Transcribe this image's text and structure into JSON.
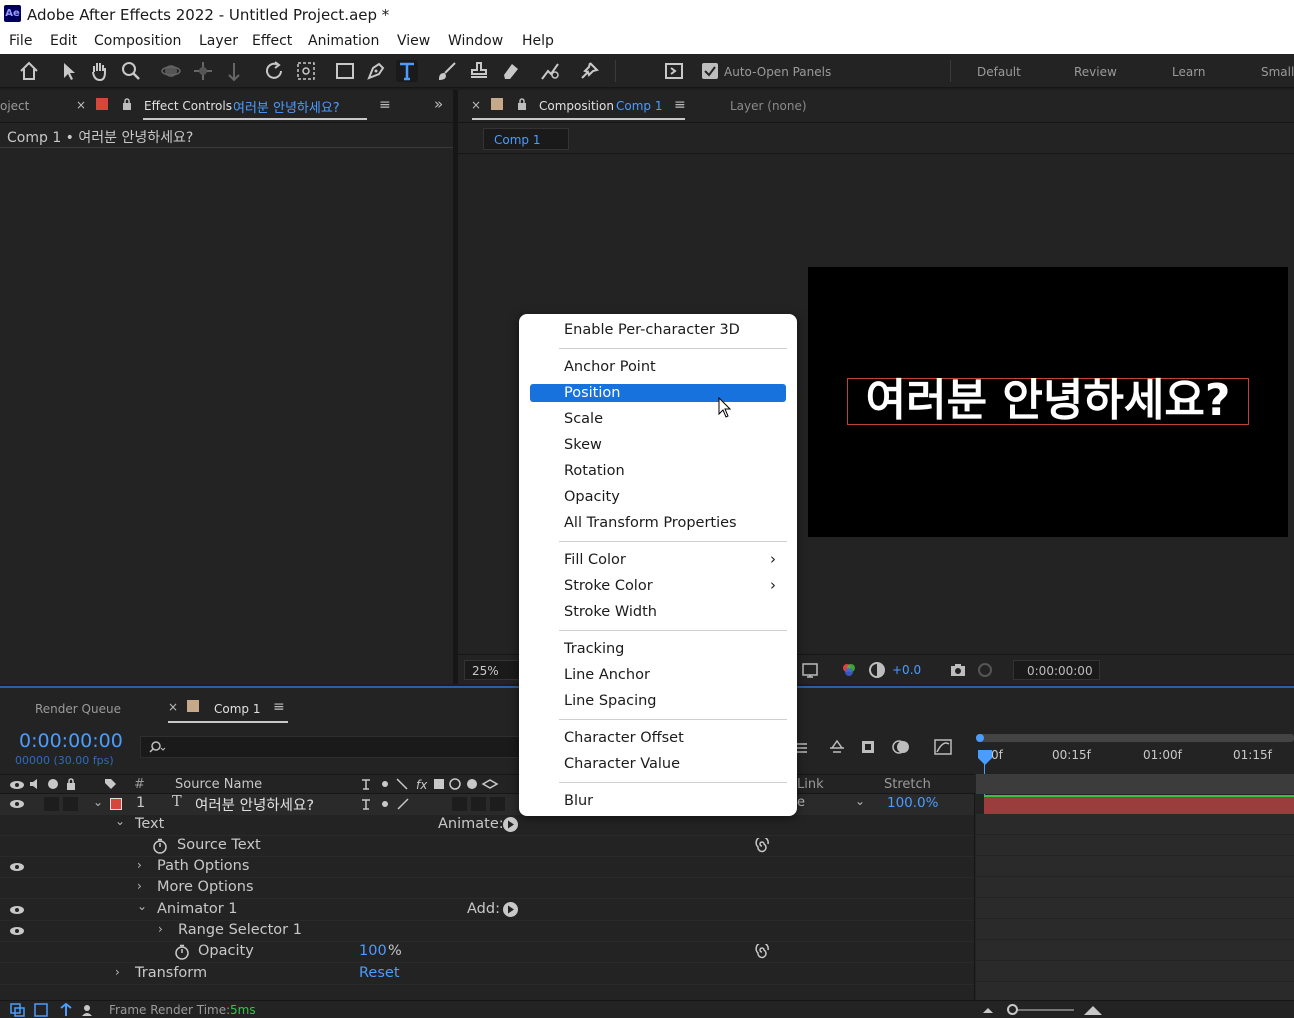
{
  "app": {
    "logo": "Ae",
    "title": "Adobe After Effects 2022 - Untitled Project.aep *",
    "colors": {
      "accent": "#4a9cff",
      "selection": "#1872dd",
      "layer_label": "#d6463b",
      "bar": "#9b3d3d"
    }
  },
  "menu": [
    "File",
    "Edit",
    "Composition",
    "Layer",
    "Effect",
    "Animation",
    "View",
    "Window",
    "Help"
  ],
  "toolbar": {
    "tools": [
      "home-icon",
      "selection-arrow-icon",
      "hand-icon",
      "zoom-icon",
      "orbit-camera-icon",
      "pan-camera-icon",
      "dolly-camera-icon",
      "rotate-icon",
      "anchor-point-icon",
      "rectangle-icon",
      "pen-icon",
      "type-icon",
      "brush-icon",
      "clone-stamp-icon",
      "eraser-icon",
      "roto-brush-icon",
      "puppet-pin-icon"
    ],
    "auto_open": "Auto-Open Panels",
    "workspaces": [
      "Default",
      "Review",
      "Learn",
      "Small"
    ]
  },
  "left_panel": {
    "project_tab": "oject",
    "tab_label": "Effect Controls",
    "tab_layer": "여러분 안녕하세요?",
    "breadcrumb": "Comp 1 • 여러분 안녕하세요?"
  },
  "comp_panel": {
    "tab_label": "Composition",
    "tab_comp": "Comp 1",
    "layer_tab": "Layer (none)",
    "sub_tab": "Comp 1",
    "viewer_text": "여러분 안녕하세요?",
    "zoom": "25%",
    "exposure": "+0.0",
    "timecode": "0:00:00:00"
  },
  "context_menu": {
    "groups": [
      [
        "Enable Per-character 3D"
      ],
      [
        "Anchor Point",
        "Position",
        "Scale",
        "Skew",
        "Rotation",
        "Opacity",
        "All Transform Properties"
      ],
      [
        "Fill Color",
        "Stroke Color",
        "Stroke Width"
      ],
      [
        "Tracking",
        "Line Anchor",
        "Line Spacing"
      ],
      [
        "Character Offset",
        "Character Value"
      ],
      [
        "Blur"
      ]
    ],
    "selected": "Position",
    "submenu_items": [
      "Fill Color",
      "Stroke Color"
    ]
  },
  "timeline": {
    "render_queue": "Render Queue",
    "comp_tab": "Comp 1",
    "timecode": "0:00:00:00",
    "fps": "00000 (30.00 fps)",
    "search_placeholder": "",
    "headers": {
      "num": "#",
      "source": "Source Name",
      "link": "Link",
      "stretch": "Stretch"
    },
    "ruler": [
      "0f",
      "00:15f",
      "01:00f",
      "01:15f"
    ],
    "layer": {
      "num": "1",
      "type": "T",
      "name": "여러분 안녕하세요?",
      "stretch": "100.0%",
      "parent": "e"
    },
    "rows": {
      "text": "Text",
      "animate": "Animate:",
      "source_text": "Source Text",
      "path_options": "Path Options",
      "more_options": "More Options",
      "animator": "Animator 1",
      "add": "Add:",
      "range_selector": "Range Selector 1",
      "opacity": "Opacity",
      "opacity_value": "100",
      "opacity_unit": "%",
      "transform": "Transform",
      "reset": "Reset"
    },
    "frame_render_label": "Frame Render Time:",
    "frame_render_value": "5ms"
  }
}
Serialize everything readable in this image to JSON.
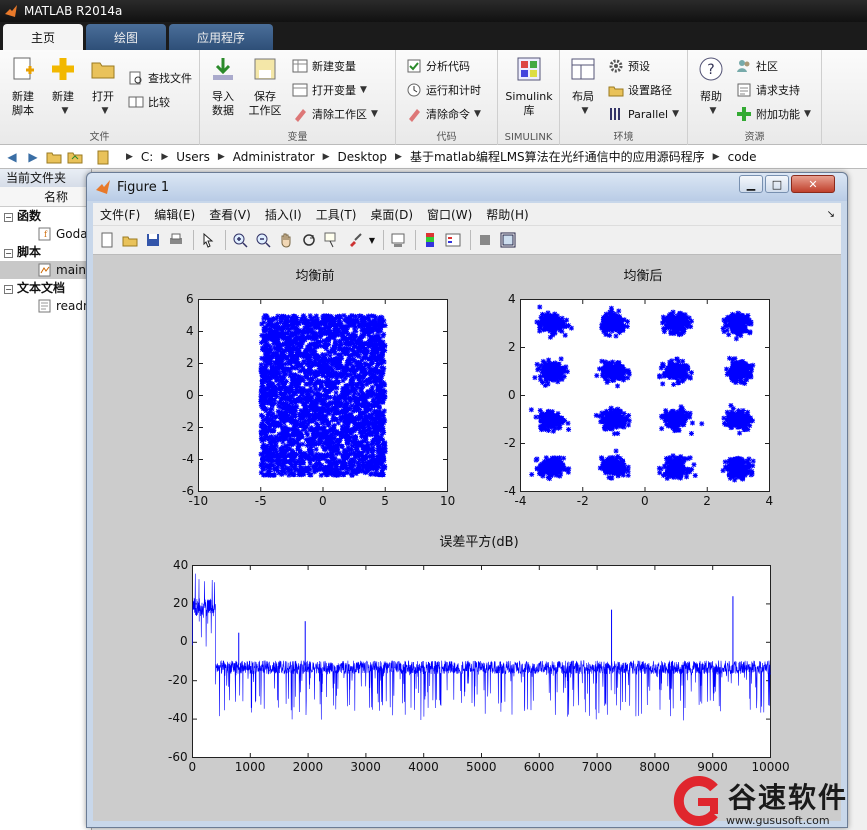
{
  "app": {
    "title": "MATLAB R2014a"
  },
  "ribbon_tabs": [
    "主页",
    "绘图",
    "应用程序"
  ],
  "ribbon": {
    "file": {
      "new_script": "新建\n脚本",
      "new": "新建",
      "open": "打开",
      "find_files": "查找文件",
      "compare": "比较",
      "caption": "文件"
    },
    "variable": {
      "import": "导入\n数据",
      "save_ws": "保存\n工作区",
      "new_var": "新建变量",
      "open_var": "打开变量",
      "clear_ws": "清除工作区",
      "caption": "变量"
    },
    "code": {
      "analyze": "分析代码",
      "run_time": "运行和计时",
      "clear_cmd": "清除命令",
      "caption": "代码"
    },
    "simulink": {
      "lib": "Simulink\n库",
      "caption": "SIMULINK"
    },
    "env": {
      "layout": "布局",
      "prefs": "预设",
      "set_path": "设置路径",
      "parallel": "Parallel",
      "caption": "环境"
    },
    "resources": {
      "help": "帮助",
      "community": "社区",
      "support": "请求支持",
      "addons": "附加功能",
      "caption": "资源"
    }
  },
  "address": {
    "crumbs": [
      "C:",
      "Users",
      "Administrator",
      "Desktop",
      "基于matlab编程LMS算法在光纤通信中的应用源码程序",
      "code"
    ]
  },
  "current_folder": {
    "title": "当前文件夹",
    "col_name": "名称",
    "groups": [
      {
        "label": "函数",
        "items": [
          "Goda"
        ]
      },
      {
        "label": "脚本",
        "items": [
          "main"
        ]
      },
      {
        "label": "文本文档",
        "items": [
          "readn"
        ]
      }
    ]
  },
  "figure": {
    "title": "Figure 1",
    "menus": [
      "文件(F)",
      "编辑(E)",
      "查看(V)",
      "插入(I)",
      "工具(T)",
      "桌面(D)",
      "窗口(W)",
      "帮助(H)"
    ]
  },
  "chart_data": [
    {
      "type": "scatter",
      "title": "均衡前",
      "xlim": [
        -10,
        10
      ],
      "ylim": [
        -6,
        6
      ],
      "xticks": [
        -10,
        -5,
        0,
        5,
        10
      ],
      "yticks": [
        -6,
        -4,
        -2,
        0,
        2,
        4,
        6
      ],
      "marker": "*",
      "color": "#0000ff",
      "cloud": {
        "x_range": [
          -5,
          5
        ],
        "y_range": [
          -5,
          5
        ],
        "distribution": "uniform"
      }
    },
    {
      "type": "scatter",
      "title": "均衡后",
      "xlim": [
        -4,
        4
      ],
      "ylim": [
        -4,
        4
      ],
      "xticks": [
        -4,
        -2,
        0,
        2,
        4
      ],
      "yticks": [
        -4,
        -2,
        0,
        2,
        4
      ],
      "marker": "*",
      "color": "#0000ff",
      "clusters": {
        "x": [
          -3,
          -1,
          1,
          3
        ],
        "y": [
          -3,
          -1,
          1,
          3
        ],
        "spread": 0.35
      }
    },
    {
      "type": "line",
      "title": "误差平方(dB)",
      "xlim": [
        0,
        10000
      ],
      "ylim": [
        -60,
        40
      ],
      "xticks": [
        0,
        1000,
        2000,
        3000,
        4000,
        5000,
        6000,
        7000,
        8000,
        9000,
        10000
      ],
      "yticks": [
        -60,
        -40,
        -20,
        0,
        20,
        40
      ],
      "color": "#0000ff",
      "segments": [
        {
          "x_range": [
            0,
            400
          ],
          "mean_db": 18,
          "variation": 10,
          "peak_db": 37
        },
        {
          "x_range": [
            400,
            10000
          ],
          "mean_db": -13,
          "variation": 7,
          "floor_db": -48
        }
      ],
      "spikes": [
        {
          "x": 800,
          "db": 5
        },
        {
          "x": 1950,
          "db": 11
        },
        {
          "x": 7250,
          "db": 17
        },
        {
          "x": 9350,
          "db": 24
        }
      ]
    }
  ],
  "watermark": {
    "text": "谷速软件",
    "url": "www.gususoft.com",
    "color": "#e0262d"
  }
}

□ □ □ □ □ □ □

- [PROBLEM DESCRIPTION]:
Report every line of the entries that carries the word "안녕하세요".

- [TASK RESPONSE]:
    "tab_layer": "여러분 안녕하세요?",
    "breadcrumb": "Comp 1 • 여러분 안녕하세요?"
    "viewer_text": "여러분 안녕하세요?",
      "name": "여러분 안녕하세요?",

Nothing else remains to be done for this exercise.